Racing Point has set an ambitious timeline for being in contention for victories, but what are the key steps in achieving that?
Racing Point team principal Otmar Szafnauer has set a target of having “a chance at winning races and be regular podium finishers” in three years – but what does his team need to do to deliver on that goal?
Currently, the timeline has to be regarded as a little uncertain given the disruption to the 2020 season, but Szafnauer’s recent comments will have taken the current situation into account. While an ambitious objective, for a team that performed miracles on a low budget but that now has real investment it’s achievable given certain key things are achieved.
“It’s probably a three-year plan for us,” Szafnauer recently told F1.com.
“The factory will take a couple of years, and hiring the right people takes a couple of years, and during that transition phase, you won’t be at a 100% at where you want to be until you get there, and then you have got to work together. So it’s a three-year plan, but every year we should be getting better, we should never take a step backward.
“Our goal is to break into the top three in that time and be competitive at that level and have a chance at winning races and be regular podium finishers. Even if we’re not top three, say the top three become top four and we’re part of that, or even top five and someone else joins us, but we’re all competing at that level where the top three currently are, that would be a success for us.”
The next step will be the rebranding of the team as Aston Martin for 2021, but what else needs to happen for the Silverstone-based squad to break into the big leagues.
COMPLETE THE FACTORY UPGRADE
Work is underway on Racing Point’s new factory, on an expansion of the same site as the existing on opposite Silverstone circuit. This will vastly increase the capacity of the team in terms of personnel and equipment and give it a facility that should be well-tailored to the level of teams for F1’s upcoming new regulations and, crucially, budget gap. Building it is only part of it, it has to be populated and used properly – including continuing to recruit the right personnel.

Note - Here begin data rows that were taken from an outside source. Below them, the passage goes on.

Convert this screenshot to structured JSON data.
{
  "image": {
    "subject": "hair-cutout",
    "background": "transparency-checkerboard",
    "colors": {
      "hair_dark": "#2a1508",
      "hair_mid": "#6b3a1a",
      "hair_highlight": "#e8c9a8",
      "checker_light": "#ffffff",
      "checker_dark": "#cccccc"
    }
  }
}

Racing Point currently uses a windtunnel at the Mercedes base at Brackley, but there is space on its current site for a possible new windtunnel build. Every tunnel has its own pitfalls and foibles, which take time to identify and account for. If Racing Point is to build its own windtunnel, it should be sooner rather than later given the learning curve required. But the Mercedes windtunnel will serve it well, the team just needs to decide what it’s long-term plan is.

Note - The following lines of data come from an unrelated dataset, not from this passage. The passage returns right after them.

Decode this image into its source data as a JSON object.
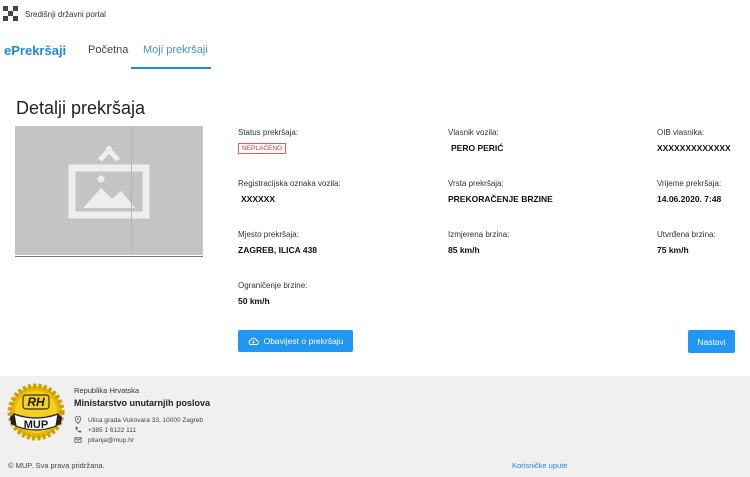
{
  "topbar": {
    "portal_name": "Središnji državni portal",
    "logo_icon": "checker-logo-icon"
  },
  "navbar": {
    "brand": "ePrekršaji",
    "links": [
      {
        "label": "Početna",
        "active": false
      },
      {
        "label": "Moji prekršaji",
        "active": true
      }
    ],
    "accent_color": "#1e88e5"
  },
  "details": {
    "title": "Detalji prekršaja",
    "image_icon": "image-placeholder-icon",
    "fields": {
      "status": {
        "label": "Status prekršaja:",
        "badge": "NEPLAĆENO",
        "badge_color": "#d83030"
      },
      "owner": {
        "label": "Vlasnik vozila:",
        "value": "PERO PERIĆ"
      },
      "oib": {
        "label": "OIB vlasnika:",
        "value": "XXXXXXXXXXXXX"
      },
      "plate": {
        "label": "Registracijska oznaka vozila:",
        "value": "XXXXXX"
      },
      "type": {
        "label": "Vrsta prekršaja:",
        "value": "PREKORAČENJE BRZINE"
      },
      "time": {
        "label": "Vrijeme prekršaja:",
        "value": "14.06.2020. 7:48"
      },
      "place": {
        "label": "Mjesto prekršaja:",
        "value": "ZAGREB, ILICA 438"
      },
      "measured": {
        "label": "Izmjerena brzina:",
        "value": "85 km/h"
      },
      "confirmed": {
        "label": "Utvrđena brzina:",
        "value": "75 km/h"
      },
      "limit": {
        "label": "Ograničenje brzine:",
        "value": "50 km/h"
      }
    },
    "notice_button": "Obavijest o prekršaju",
    "notice_icon": "cloud-download-icon",
    "next_button": "Nastavi",
    "button_color": "#2196f3"
  },
  "footer": {
    "logo_text": "MUP",
    "logo_icon": "mup-emblem-icon",
    "republic": "Republika Hrvatska",
    "ministry": "Ministarstvo unutarnjih poslova",
    "address": "Ulica grada Vukovara 33, 10000 Zagreb",
    "phone": "+385 1 6122 111",
    "email": "pitanja@mup.hr",
    "copyright": "© MUP. Sva prava pridržana.",
    "guide_link": "Korisničke upute"
  }
}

OPERATE AT THE TOP OF THE COST CAP
By building the team up now, Racing Point has the perfect opportunity to put together a structure that works well and is efficient for the new cost cap era. Some of the bigger teams will have to downsize, as well as inevitably carrying a little deadwood because of time and loyalty, so there is potential for a team scaling up to the top permitted level to do it more effectively than a new team cutting back.
Racing Point should be able to run at the top level of the cost cap when it is introduced. The key is that it does so as efficiently as possible because it can’t just keep pace with the big teams, it needs to out develop them to close that gap.

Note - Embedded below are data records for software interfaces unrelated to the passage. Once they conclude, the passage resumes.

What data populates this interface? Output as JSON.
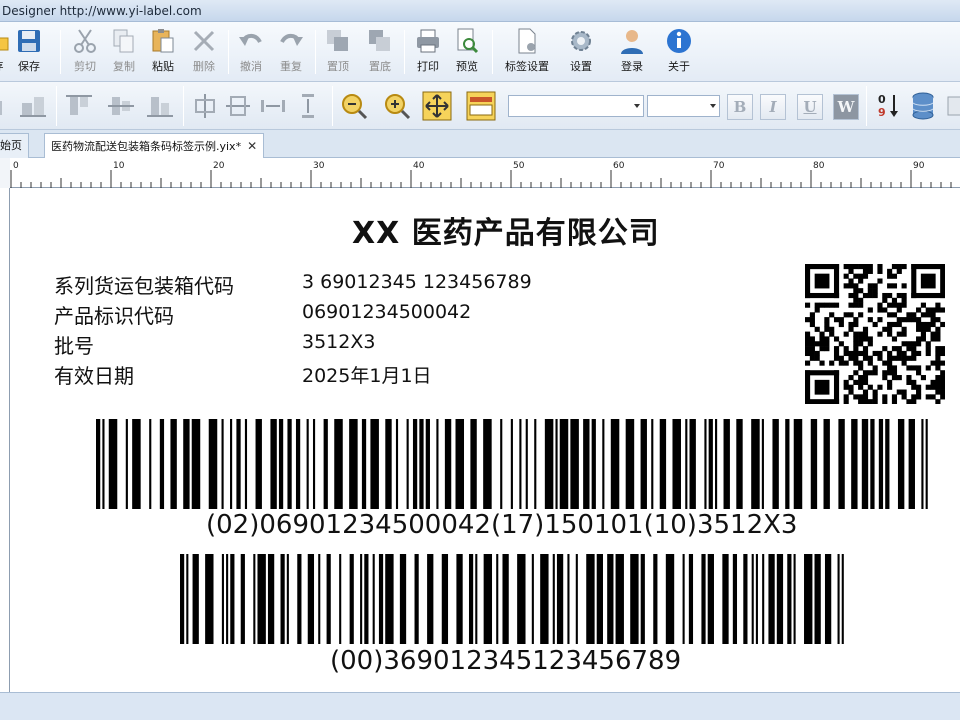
{
  "window": {
    "title": "Designer http://www.yi-label.com"
  },
  "toolbar": {
    "new_label": "",
    "save_label": "保存",
    "cut_label": "剪切",
    "copy_label": "复制",
    "paste_label": "粘贴",
    "delete_label": "删除",
    "undo_label": "撤消",
    "redo_label": "重复",
    "top_label": "置顶",
    "bottom_label": "置底",
    "print_label": "打印",
    "preview_label": "预览",
    "label_settings_label": "标签设置",
    "settings_label": "设置",
    "login_label": "登录",
    "about_label": "关于"
  },
  "format_toolbar": {
    "font_family_value": "",
    "font_size_value": "",
    "bold": "B",
    "italic": "I",
    "underline": "U",
    "wide": "W"
  },
  "tabs": [
    {
      "label": "起始页"
    },
    {
      "label": "医药物流配送包装箱条码标签示例.yix*"
    }
  ],
  "ruler": {
    "labels": [
      "0",
      "10",
      "20",
      "30",
      "40",
      "50",
      "60",
      "70",
      "80",
      "90"
    ]
  },
  "label": {
    "title": "XX 医药产品有限公司",
    "fields": [
      {
        "key": "系列货运包装箱代码",
        "value": "3 69012345 123456789"
      },
      {
        "key": "产品标识代码",
        "value": "06901234500042"
      },
      {
        "key": "批号",
        "value": "3512X3"
      },
      {
        "key": "有效日期",
        "value": "2025年1月1日"
      }
    ],
    "barcode1_text": "(02)06901234500042(17)150101(10)3512X3",
    "barcode2_text": "(00)369012345123456789"
  },
  "colors": {
    "accent": "#2b5ea7",
    "ink": "#111111"
  }
}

IMPROVE THE DRIVER LINE UP
In Sergio Perez, Racing Point has a driver capable of winning races in the right circumstances and he’s certainly a strong point for the team, but he’s not an established top liner. Given Lance Stroll has struggled to make good on his potential in recent years, he either needs to break through quickly and show he can deliver what he’s capable of, or the team might have to consider replacing him. He has it in him, but now is the time to deliver.
Teams that fight for race wins need strong drivers – non-topline drivers don’t win consistently – so needs to have one if not two of the best available in the team before the end of this three-year period. As well as delivering on the track, they will also have to lead the development direction.
GO ITS OWN WAY WITH DESIGN
The so-called ‘Pink Mercedes’, which the team will race this year, is all well and good but it can’t rely on copying other teams indefinitely. But this year’s car can be a crucial learning tool for understanding aerodynamic performance in greater depth and leave it better prepared to go its own way in the future, provided it learns its lessons. This isn’t a sustainable approach for a team wanting to be at the front, so the real test will come with its car for the new aerodynamic rules in 2022.
DON’T LOSE THE OLD TEAM SPIRIT
It’s been said that a very specific type of person thrives at the Racing Point team, both in recent years and in its previous incarnations. The clear, focused, efficient way of working must be preserved as the team expands to ensure that what made the team a midfield powerhouse can be carried over to the battle at the front. This means recruitment must be done mindfully, focussing not only on the skills of the prospective new staff but also that they integrate well into a team culture that needs to be preserved.
With the level of investment in the team from the Lawrence Stroll-led consortium, it’s inevitable that there’s a desire for success to come quickly. But what is crucial is that the improvement happens step-by-step without any panic measures should it be slower than hoped. This is doubly important given the disruption to the 2020 season and the fact teams must continue with the same car in 2021.
Closing the points gap to the top three can’t happen overnight. There is no magic light switch to flick on and, if there was, it could be switched off just as quickly! It’s all about closing the gap – the closer you get to the front, the higher the potential for a win.